I work with a coach who builds my workout schedule. Over time, I’ve realized the importance of being flexible and evolving the plan based on both how my body is adapting and the other things going on in my life. It’s hard to nail a big training week at the same time you are remodeling your house.
I love nothing more than a long 6 to 8 hour ride with friends on the mountain bike trails around Ketchum. I’m getting in the prescribed “long ride” workout and the great aerobic and strength benefits that come with it, but it’s easy to forget about that when I’m out in nature with friends.
In addition to my usual routine, I did some training that was more mountain-specific. While wearing a weighted vest and carrying a backpack, I walked up a steep incline on a treadmill in an altitude tent. I also slept in an altitude tent in the weeks leading up to the ride. Both strategies were immensely helpful—my body was well-adapted before I even stepped foot on the mountain.
Dealing with Dark Spots
Whenever I get down and catch myself with negative thoughts, I pretend I’m saying those things aloud to another person. I ask myself, would you ever say, “Well, it looks like you’re really blowing up, you’re day is over,” to a training partner who is struggling? Of course not! You’d tell him, “Keep pushing and just make it through the next five minutes.” Or maybe you’d say, “Eat, drink, and hang in there until the next aid station.” Going through this exercise helps me replace negative thoughts with positive ones.
I guess what I’m saying is that you’ve got to be kind to yourself. If you are kind to yourself, most of the time you’ll get through the dark spot in a better mood and without wasting precious energy ruminating.
Mind Over Matter
Meditation has become a key part of my routine. I use an app called Headspace and meditate for 10 minutes every day. This small part of my day carries over into everything else I do. It helps me stay more present and focused in the moment, which is integral to solid performance in just about any endeavor, including bike racing.
My guiding credo is that I try not to eat anything that comes in a package. I eat a well-balanced diet of whole, natural foods. I’ve tried going gluten-free and vegetarian, but neither stuck. For me, staying away from processed foods is most important.

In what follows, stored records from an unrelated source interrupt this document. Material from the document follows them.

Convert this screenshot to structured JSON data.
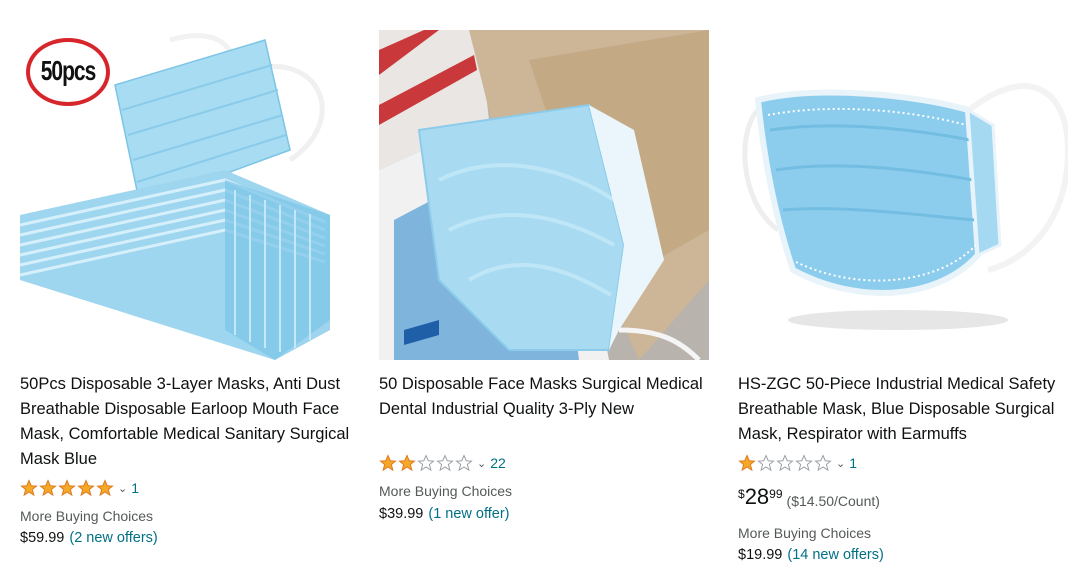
{
  "products": [
    {
      "title": "50Pcs Disposable 3-Layer Masks, Anti Dust Breathable Disposable Earloop Mouth Face Mask, Comfortable Medical Sanitary Surgical Mask Blue",
      "badge": "50pcs",
      "rating_stars": 5,
      "review_count": "1",
      "more_buying_label": "More Buying Choices",
      "offer_price": "$59.99",
      "offer_link": "(2 new offers)"
    },
    {
      "title": "50 Disposable Face Masks Surgical Medical Dental Industrial Quality 3-Ply New",
      "rating_stars": 2,
      "review_count": "22",
      "more_buying_label": "More Buying Choices",
      "offer_price": "$39.99",
      "offer_link": "(1 new offer)"
    },
    {
      "title": "HS-ZGC 50-Piece Industrial Medical Safety Breathable Mask, Blue Disposable Surgical Mask, Respirator with Earmuffs",
      "rating_stars": 1,
      "review_count": "1",
      "price_symbol": "$",
      "price_whole": "28",
      "price_fraction": "99",
      "price_per_unit": "($14.50/Count)",
      "more_buying_label": "More Buying Choices",
      "offer_price": "$19.99",
      "offer_link": "(14 new offers)"
    }
  ],
  "colors": {
    "star_fill": "#f4a826",
    "star_stroke": "#de7921",
    "link": "#007185",
    "mask_blue": "#8fd0ee",
    "badge_red": "#d7262b"
  }
}
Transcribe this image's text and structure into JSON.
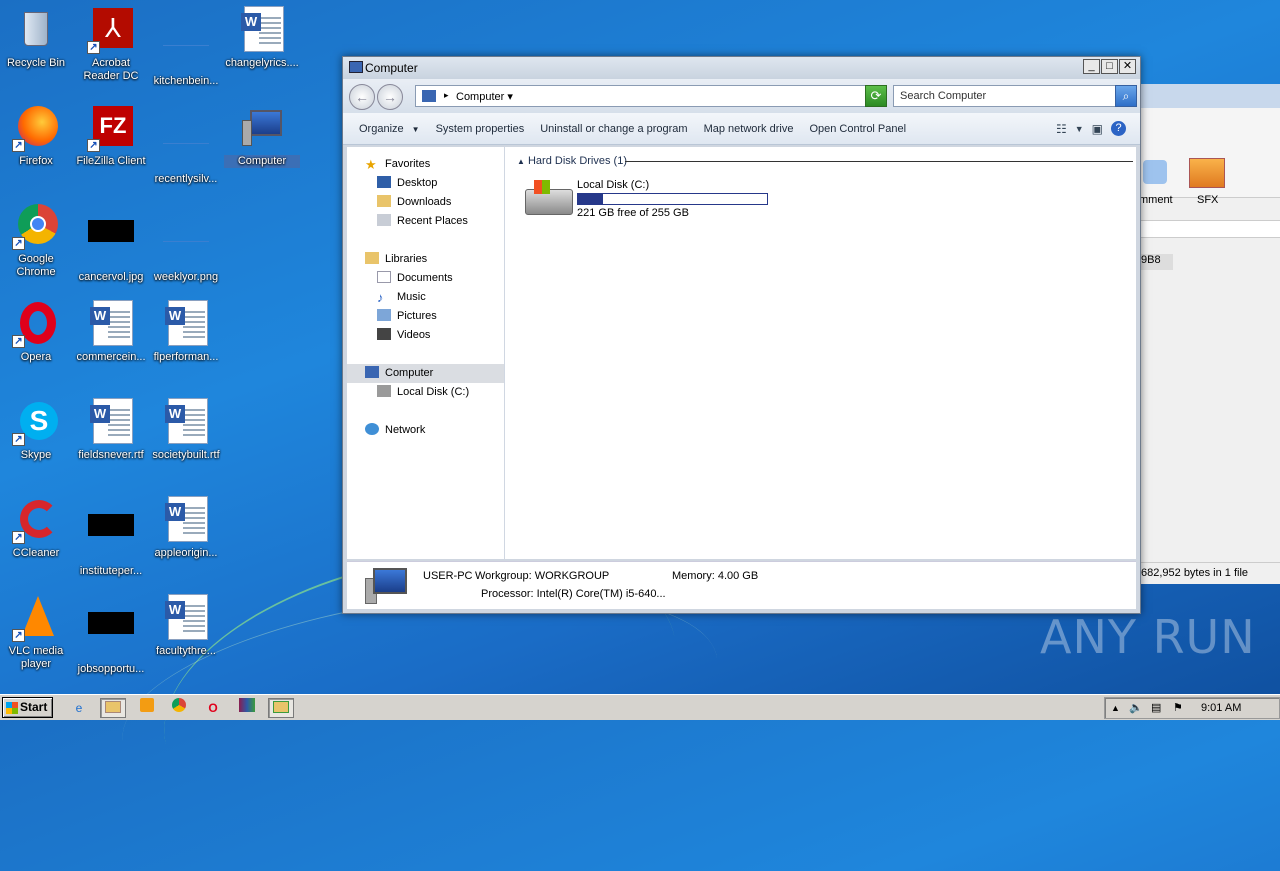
{
  "desktop": {
    "icons": [
      {
        "label": "Recycle Bin"
      },
      {
        "label": "Acrobat Reader DC"
      },
      {
        "label": "kitchenbein..."
      },
      {
        "label": "changelyrics...."
      },
      {
        "label": "Firefox"
      },
      {
        "label": "FileZilla Client"
      },
      {
        "label": "recentlysilv..."
      },
      {
        "label": "Computer"
      },
      {
        "label": "Google Chrome"
      },
      {
        "label": "cancervol.jpg"
      },
      {
        "label": "weeklyor.png"
      },
      {
        "label": "Opera"
      },
      {
        "label": "commercein..."
      },
      {
        "label": "flperforman..."
      },
      {
        "label": "Skype"
      },
      {
        "label": "fieldsnever.rtf"
      },
      {
        "label": "societybuilt.rtf"
      },
      {
        "label": "CCleaner"
      },
      {
        "label": "instituteper..."
      },
      {
        "label": "appleorigin..."
      },
      {
        "label": "VLC media player"
      },
      {
        "label": "jobsopportu..."
      },
      {
        "label": "facultythre..."
      }
    ]
  },
  "bg_window": {
    "toolbar_labels": [
      "mment",
      "SFX"
    ],
    "cell_text": "9B8",
    "status": "682,952 bytes in 1 file"
  },
  "window": {
    "title": "Computer",
    "address_crumb": "Computer",
    "search_placeholder": "Search Computer",
    "commands": {
      "organize": "Organize",
      "system_properties": "System properties",
      "uninstall": "Uninstall or change a program",
      "map_drive": "Map network drive",
      "control_panel": "Open Control Panel"
    },
    "nav": {
      "favorites": "Favorites",
      "desktop": "Desktop",
      "downloads": "Downloads",
      "recent": "Recent Places",
      "libraries": "Libraries",
      "documents": "Documents",
      "music": "Music",
      "pictures": "Pictures",
      "videos": "Videos",
      "computer": "Computer",
      "local_disk": "Local Disk (C:)",
      "network": "Network"
    },
    "group_header": "Hard Disk Drives (1)",
    "drive": {
      "name": "Local Disk (C:)",
      "free_text": "221 GB free of 255 GB",
      "used_fraction": 0.133
    },
    "details": {
      "pc_name": "USER-PC",
      "workgroup": "Workgroup: WORKGROUP",
      "memory": "Memory: 4.00 GB",
      "processor": "Processor: Intel(R) Core(TM) i5-640..."
    }
  },
  "taskbar": {
    "start_label": "Start",
    "clock": "9:01 AM"
  },
  "watermark": "ANY RUN"
}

During longer endurance races, I aim for between 150 to 200 calories per hour, almost all of which are from sports drinks. It’s hard to take your hands off the [mountain bike] handlebars for too long, and eating can feel like a chore, so drinking a bottle, which I can easily and quickly consume with one hand, every hour works best for me.

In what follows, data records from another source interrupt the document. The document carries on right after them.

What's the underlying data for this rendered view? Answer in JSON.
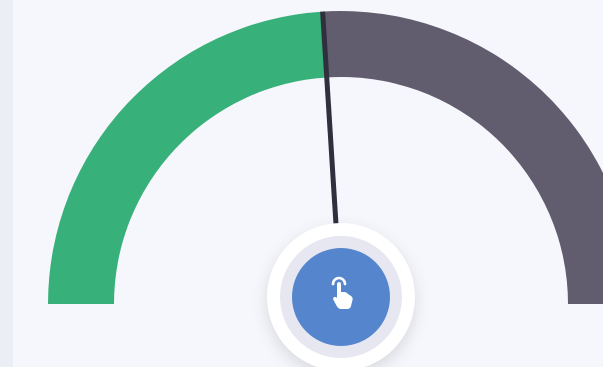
{
  "gauge": {
    "value_fraction": 0.48,
    "segments": [
      {
        "name": "filled",
        "fraction": 0.48,
        "color": "#38b07a"
      },
      {
        "name": "remaining",
        "fraction": 0.52,
        "color": "#625d6e"
      }
    ],
    "needle_color": "#2f2f3d"
  },
  "knob": {
    "icon": "tap-hand-icon",
    "inner_color": "#5485cd",
    "ring_color": "#e7e7f1",
    "outer_color": "#ffffff"
  }
}
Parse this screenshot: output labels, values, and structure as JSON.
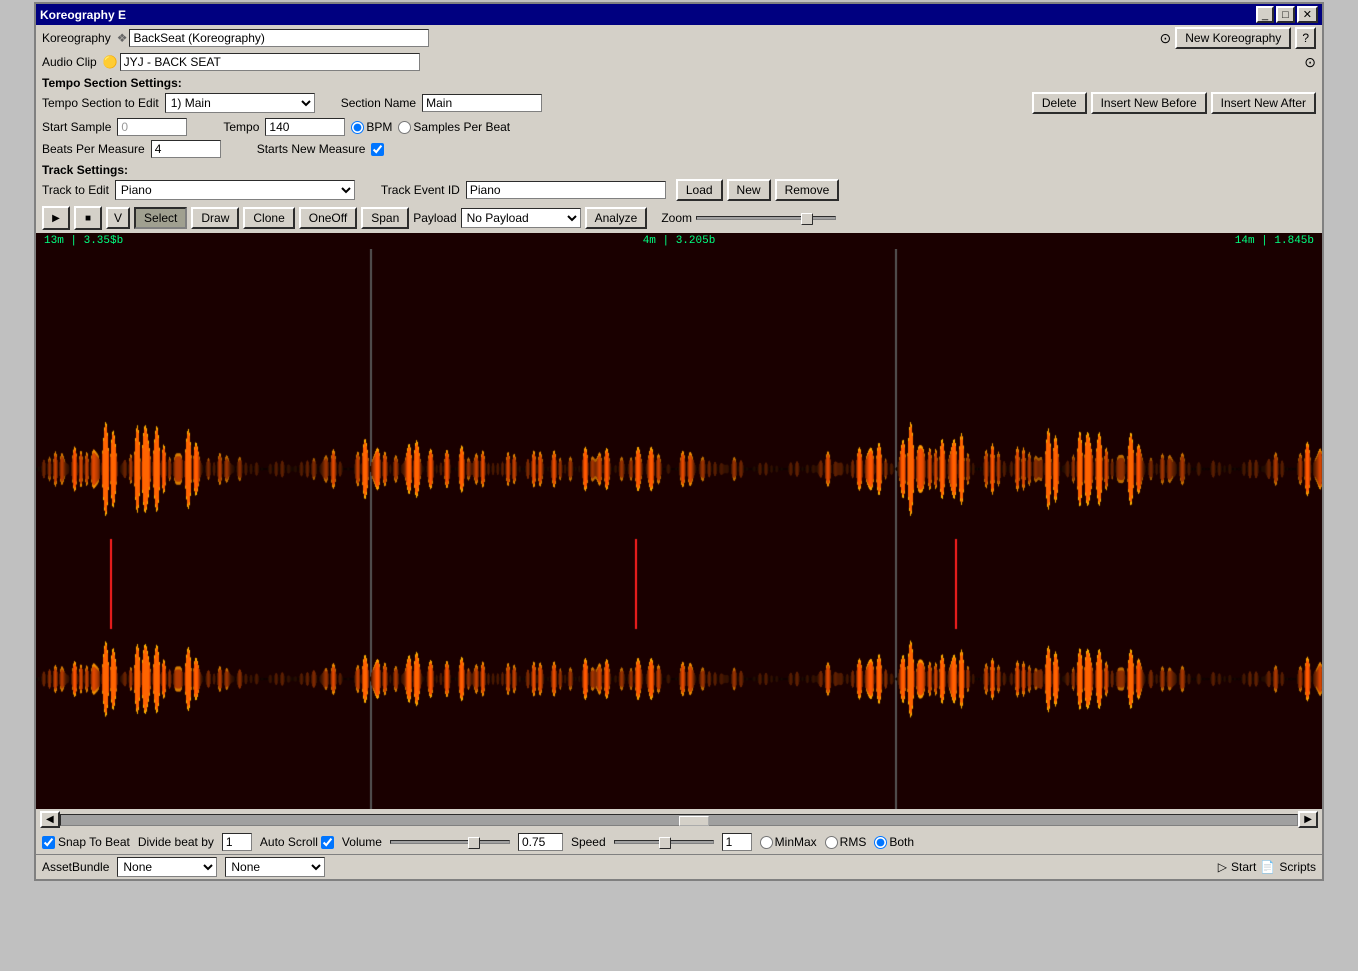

The specifics of fueling—e.g., solid vs. liquid, what brand of energy gel to use —is individual. But once you have developed a plan that works for you, I can’t stress enough the importance of sticking to it. If you fall behind on nutrition and hydration, you start to feel crappy, which makes you want to eat and drink even less, which only makes you feel crappier. It’s a vicious cycle and a hole this is almost impossible to climb out of.
I like to wear compression clothing after hard training and races and I also regularly use a foam roller. I’m not obsessive about it, but whenever I turn on the TV, I’ll hop on the [foam] roller at the same time.
Tactics like compression and foam rolling help at the margin, but by far the most important thing for my recovery is sleep. I sleep a ton—8 to 10 hours a night.
You don’t need to be 25 years old to have your greatest performance. At age 47, I’m still improving and having some of the best days of my career. I may not be as strong or have the same VO2 max as when I was younger, but wisdom is the great equalizer. I’m smarter about things like nutrition and race tactics, and I have a special self-knowledge that only results from years of experience.
I tend to thrive most whenever I link what I’m doing to a greater purpose. For the Kilimanjaro ride, I worked with World Bicycle Relief, a charity that provides bikes to students and workers in rural Africa, to raise a dollar for every foot of elevation climbed. Those $19,341 dollars will purchase something like 120 bikes.
[Note: Rusch is just shy of her fundraising goal. You can learn more about World Bicycle Relief and donate here.]